But from the fact that the individuals’ neurocircuitry and neurophysiology are overwhelmed, disrupted and negatively impacted to a degree that the individual’s neuropsychological mechanisms are unable to cope with the stress of the event. The cascade of symptoms that ultimately occur due to this inability to adapt to, and find meaning in the event lead to neuropsychological systems that maladapt and these mal-adaptations form the basis of the traumatic symptoms.

Frequently Asked

Some stressors can actually be life‐threatening due to the degree of violence, physical violation, and deprivation involved. Most however threaten the individual’s emotional, mental health and physical well‐being due to the degree of personal invalidation, disregard, neglect, abandonment, deprivation, active antipathy, and coercion involved.

Yes. Interpersonal trauma does happen within the family. This type of trauma which stands out from all other forms of trauma for a number of reasons, is now referred to as ‘family-of-origin trauma’ and occurs between family members or in other close significant relationships.

By far, the commonest forms of abuse (physical and emotional), assault and violence of all kinds occur between people who know each other, and more often than not very familiar with and even have close relationships with each other.

Over time, the victim becomes increasingly debilitated, despondent, or in a state of adaptation, accommodation, and dissociation with the perceived power differential between perpetrator and victim becomes ever larger and further compounded.

frequently asked

Some stressors can actually be life‐threatening due to the degree of violence, physical violation, and deprivation involved. Most however threaten the individual’s emotional, mental health and physical well‐being due to the degree of personal invalidation, disregard, neglect, abandonment, deprivation, active antipathy, and coercion involved.

Yes. Interpersonal trauma does happen within the family. This type of trauma which stands out from all other forms of trauma for a number of reasons, is now referred to as ‘family-of-origin trauma’ and occurs between family members or in other close significant relationships.

By far, the commonest forms of abuse (physical and emotional), assault and violence of all kinds occur between people who know each other, and more often than not very familiar with and even have close relationships with each other.

Over time, the victim becomes increasingly debilitated, despondent, or in a state of adaptation, accommodation, and dissociation with the perceived power differential between perpetrator and victim becomes ever larger and further compounded.

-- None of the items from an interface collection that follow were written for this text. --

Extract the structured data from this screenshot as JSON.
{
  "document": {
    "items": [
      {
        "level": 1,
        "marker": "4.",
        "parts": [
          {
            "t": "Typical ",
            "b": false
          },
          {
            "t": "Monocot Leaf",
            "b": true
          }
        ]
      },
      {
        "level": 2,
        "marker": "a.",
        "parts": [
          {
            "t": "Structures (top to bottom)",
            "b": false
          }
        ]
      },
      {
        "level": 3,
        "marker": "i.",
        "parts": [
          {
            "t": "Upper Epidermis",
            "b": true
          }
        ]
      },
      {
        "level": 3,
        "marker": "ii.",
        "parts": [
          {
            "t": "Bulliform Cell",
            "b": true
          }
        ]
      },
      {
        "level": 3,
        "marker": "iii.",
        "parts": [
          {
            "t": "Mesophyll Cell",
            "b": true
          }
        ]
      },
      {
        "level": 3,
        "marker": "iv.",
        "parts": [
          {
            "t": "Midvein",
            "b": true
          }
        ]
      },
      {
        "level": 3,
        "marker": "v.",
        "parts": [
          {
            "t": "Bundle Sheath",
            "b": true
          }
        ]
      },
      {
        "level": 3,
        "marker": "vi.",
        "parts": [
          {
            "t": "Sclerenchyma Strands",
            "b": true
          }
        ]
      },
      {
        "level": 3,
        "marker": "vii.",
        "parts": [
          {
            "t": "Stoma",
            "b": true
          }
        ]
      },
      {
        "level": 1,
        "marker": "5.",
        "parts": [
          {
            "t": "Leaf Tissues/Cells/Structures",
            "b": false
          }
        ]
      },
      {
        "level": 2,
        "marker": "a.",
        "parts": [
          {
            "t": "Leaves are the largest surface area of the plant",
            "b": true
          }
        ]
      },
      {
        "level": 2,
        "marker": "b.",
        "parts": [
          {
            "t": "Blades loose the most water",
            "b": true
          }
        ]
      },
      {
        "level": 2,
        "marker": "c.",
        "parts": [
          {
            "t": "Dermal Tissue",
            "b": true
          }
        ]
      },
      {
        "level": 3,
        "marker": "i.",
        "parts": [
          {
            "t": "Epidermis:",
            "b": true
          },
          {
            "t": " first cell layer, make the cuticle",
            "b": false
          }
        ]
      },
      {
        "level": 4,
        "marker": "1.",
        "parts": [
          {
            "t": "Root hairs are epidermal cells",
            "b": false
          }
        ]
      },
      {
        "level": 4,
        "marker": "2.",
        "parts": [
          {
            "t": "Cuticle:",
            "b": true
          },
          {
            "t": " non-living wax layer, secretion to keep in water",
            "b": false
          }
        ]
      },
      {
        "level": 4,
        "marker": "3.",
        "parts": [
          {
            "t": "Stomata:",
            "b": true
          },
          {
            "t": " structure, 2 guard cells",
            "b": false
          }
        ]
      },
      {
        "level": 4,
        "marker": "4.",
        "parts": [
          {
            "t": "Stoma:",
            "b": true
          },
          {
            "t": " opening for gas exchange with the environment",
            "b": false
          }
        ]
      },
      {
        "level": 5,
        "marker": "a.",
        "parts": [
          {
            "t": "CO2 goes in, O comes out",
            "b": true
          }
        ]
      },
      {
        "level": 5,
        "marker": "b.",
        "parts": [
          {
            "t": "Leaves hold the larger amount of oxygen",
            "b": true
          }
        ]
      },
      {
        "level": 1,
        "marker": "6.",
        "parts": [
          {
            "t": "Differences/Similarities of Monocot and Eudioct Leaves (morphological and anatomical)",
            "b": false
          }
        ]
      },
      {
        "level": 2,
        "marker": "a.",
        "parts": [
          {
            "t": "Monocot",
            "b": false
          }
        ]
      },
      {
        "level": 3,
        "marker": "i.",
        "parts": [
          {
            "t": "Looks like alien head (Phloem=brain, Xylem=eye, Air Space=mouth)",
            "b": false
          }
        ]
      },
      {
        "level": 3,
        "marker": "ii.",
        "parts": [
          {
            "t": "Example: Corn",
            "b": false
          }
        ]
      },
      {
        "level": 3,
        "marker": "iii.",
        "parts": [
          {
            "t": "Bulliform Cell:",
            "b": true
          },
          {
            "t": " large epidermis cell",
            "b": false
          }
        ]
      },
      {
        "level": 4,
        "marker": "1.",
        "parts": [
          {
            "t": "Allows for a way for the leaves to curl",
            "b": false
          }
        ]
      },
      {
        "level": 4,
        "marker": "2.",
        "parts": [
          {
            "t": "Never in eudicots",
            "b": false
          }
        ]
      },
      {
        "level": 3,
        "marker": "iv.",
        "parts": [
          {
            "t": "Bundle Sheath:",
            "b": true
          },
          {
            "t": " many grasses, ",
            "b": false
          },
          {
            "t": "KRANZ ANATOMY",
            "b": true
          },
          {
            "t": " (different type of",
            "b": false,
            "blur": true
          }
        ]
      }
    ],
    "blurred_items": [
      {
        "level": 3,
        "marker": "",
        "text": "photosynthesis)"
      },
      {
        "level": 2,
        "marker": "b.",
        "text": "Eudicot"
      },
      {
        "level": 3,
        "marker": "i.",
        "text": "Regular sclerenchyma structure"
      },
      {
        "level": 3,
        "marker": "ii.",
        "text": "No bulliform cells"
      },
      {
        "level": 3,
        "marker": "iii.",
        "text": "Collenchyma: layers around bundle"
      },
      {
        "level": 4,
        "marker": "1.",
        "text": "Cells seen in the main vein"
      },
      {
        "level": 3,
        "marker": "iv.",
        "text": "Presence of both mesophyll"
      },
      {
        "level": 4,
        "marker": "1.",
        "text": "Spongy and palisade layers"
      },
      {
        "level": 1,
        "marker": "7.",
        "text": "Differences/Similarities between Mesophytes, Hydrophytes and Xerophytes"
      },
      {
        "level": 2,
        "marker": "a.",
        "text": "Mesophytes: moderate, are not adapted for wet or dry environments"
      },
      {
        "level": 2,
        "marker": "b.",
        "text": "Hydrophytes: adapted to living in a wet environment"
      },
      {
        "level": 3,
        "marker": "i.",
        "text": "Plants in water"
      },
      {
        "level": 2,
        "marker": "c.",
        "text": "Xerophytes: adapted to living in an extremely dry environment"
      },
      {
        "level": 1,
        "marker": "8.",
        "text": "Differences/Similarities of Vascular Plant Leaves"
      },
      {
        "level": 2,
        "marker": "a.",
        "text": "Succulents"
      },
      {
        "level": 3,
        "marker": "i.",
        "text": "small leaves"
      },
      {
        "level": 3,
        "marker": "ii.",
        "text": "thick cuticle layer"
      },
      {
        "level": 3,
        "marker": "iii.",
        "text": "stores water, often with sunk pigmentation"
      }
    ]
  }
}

Learn More About

Complex Trauma

Complex trauma generally refers to traumatic stressors that are interpersonal…

The English word ‘trauma’ derives from the ancient Greek word τραῦμα

The human brain is wired up in such a way that survival is given precedence… 

75% of all trauma is inter-personal.

This means it is inflicted (often purposefully) by one human being onto another.

When such adversities occur in the context of close relationships and are perpetrated by the very human beings we should rely on for our survival and well being, they involve a level of interpersonal betrayal that create immense difficulties in the future with personal identity and therefore in relationships with others.